WASHINGTON, May 12 (Reuters) - President Barack Obama and several state officials on Tuesday announced a renewed effort to clean up the Chesapeake Bay, a once-productive waterway that has seen its crab and oyster populations plunge during decades of failed restoration attempts.
Maryland, Virginia and Pennsylvania set tougher targets to reduce the amount of pollutants flowing into the 200-mile-long (320 km) estuary, and said the cleanup would be completed by 2025.
Separately, Obama ordered the federal government to step up enforcement of existing pollution laws and come up with a plan to bring the bay back to health. Federal facilities within the bay’s watershed, including those in Washington, were ordered to reduce polluting runoff.
The U.S. Environmental Protection Agency also said it would impose “strict” pollution caps by the end of 2010 and aim for “sharp reductions” in air pollutants that affect the bay.
The renewed efforts could lead to additional restrictions on agriculture, development and power-plant emissions in the Chesapeake Bay watershed, which stretches from upstate New York to Virginia and encompasses 16.6 million people.
For hundreds of years, the Chesapeake was one of the most productive fisheries in the United States. But its populations of shad, blue crabs and oysters have crashed as phosphorus, nitrogen and sediment from farms and urban areas created massive algae blooms that sucked oxygen out of the water.

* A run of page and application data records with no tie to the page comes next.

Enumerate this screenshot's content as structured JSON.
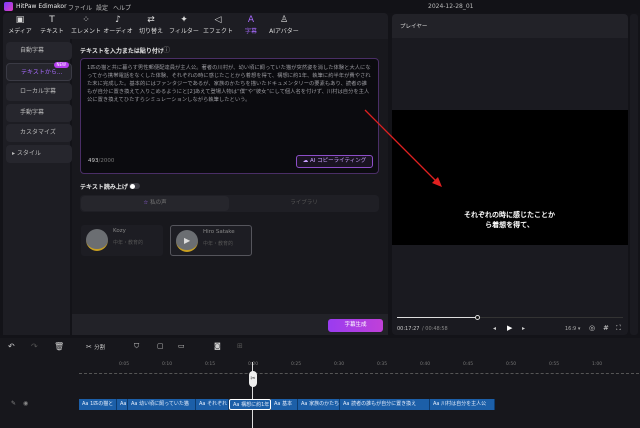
{
  "app": {
    "name": "HitPaw Edimakor",
    "menu": [
      "ファイル",
      "設定",
      "ヘルプ"
    ],
    "project": "2024-12-28_01"
  },
  "toolbar": [
    {
      "label": "メディア",
      "icon": "media-icon"
    },
    {
      "label": "テキスト",
      "icon": "text-icon"
    },
    {
      "label": "エレメント",
      "icon": "element-icon"
    },
    {
      "label": "オーディオ",
      "icon": "audio-icon"
    },
    {
      "label": "切り替え",
      "icon": "transition-icon"
    },
    {
      "label": "フィルター",
      "icon": "filter-icon"
    },
    {
      "label": "エフェクト",
      "icon": "effect-icon"
    },
    {
      "label": "字幕",
      "icon": "subtitle-icon",
      "active": true
    },
    {
      "label": "AIアバター",
      "icon": "avatar-icon"
    }
  ],
  "sidebar": {
    "items": [
      {
        "label": "自動字幕"
      },
      {
        "label": "テキストから...",
        "badge": "NEW",
        "active": true
      },
      {
        "label": "ローカル字幕"
      },
      {
        "label": "手動字幕"
      },
      {
        "label": "カスタマイズ"
      },
      {
        "label": "スタイル"
      }
    ]
  },
  "editor": {
    "heading": "テキストを入力または貼り付け",
    "text": "1匹の猫と共に暮らす男性郵便配達員が主人公。著者の川村が、幼い頃に飼っていた猫が突然姿を消した体験と大人になってから携帯電話をなくした体験、それぞれの時に感じたことから着想を得て、構想に約1年、執筆に約半年が費やされた末に完成した。基本的にはファンタジーであるが、家族のかたちを描いたドキュメンタリーの要素もあり、読者の誰もが自分に置き換えて入りこめるようにと[2]あえて登場人物は“僕”や“彼女”にして個人名を付けず、川村は自分を主人公に置き換えてひたすらシミュレーションしながら執筆したという。",
    "count": "493",
    "max": "/2000",
    "ai_button": "AI コピーライティング"
  },
  "tts": {
    "label": "テキスト読み上げ",
    "enabled": false,
    "tabs": [
      "私の声",
      "ライブラリ"
    ],
    "voices": [
      {
        "name": "Kozy",
        "desc": "中年・教育的"
      },
      {
        "name": "Hiro Satake",
        "desc": "中年・教育的",
        "selected": true
      }
    ],
    "generate": "字幕生成"
  },
  "player": {
    "title": "プレイヤー",
    "subtitle": "それぞれの時に感じたことから着想を得て、",
    "current": "00:17:27",
    "total": "/ 00:48:58",
    "progress": 0.36,
    "ratio": "16:9 ▾"
  },
  "timeline": {
    "split_label": "分割",
    "ticks": [
      "0:05",
      "0:10",
      "0:15",
      "0:20",
      "0:25",
      "0:30",
      "0:35",
      "0:40",
      "0:45",
      "0:50",
      "0:55",
      "1:00"
    ],
    "clips": [
      "Aa 1匹の猫と",
      "Aa",
      "Aa 幼い頃に飼っていた猫",
      "Aa それぞれ",
      "Aa 構想に約1年",
      "Aa 基本",
      "Aa 家族のかたち",
      "Aa 読者の誰もが自分に置き換え",
      "Aa 川村は自分を主人公"
    ]
  },
  "colors": {
    "accent": "#a86bff",
    "clip": "#1c5fa8",
    "button": "#b53cf0"
  }
}
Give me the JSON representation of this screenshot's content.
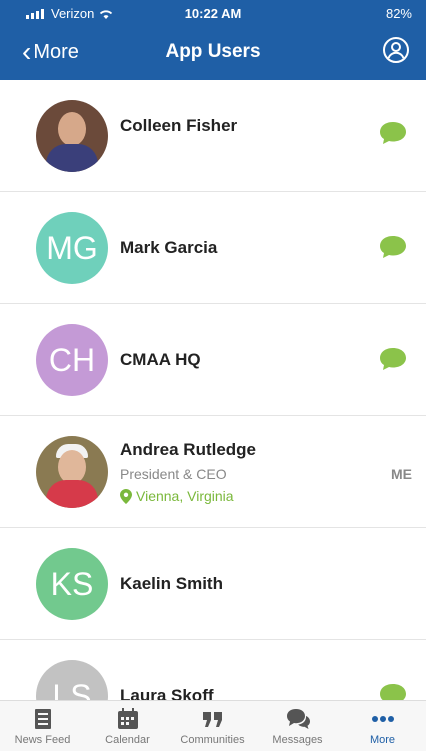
{
  "status_bar": {
    "carrier": "Verizon",
    "time": "10:22 AM",
    "battery": "82%"
  },
  "nav": {
    "back_label": "More",
    "title": "App Users"
  },
  "users": [
    {
      "initials": "",
      "name": "Colleen Fisher",
      "subtitle": "",
      "location": "",
      "has_photo": true,
      "avatar_color": "#6b4a3a",
      "action": "chat"
    },
    {
      "initials": "MG",
      "name": "Mark Garcia",
      "subtitle": "",
      "location": "",
      "has_photo": false,
      "avatar_color": "#6fd0bb",
      "action": "chat"
    },
    {
      "initials": "CH",
      "name": "CMAA HQ",
      "subtitle": "",
      "location": "",
      "has_photo": false,
      "avatar_color": "#c49ad6",
      "action": "chat"
    },
    {
      "initials": "",
      "name": "Andrea Rutledge",
      "subtitle": "President & CEO",
      "location": "Vienna, Virginia",
      "has_photo": true,
      "avatar_color": "#8a7a52",
      "action": "me",
      "badge": "ME"
    },
    {
      "initials": "KS",
      "name": "Kaelin Smith",
      "subtitle": "",
      "location": "",
      "has_photo": false,
      "avatar_color": "#72c98e",
      "action": "none"
    },
    {
      "initials": "LS",
      "name": "Laura Skoff",
      "subtitle": "",
      "location": "",
      "has_photo": false,
      "avatar_color": "#c2c2c2",
      "action": "chat"
    }
  ],
  "tabbar": {
    "tabs": [
      {
        "label": "News Feed",
        "icon": "news-feed-icon",
        "active": false
      },
      {
        "label": "Calendar",
        "icon": "calendar-icon",
        "active": false
      },
      {
        "label": "Communities",
        "icon": "communities-icon",
        "active": false
      },
      {
        "label": "Messages",
        "icon": "messages-icon",
        "active": false
      },
      {
        "label": "More",
        "icon": "more-icon",
        "active": true
      }
    ]
  },
  "colors": {
    "header": "#1f5fa6",
    "accent_green": "#7ab83b",
    "chat_icon": "#8bc34a"
  }
}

A 25-year, $6 billion cleanup effort by state governments and the EPA has come under widespread criticism as it has repeatedly fallen short of its stated goals, and officials overstated their progress to keep funding in place.
With that in mind, governors of Maryland and Virginia and officials from other jurisdictions in the Bay’s watershed — New York, Delaware, Pennsylvania, West Virginia and Washington, D.C. — said they would focus on short, two-year goals that would lead to a restored Bay by 2025.
Editing by Will Dunham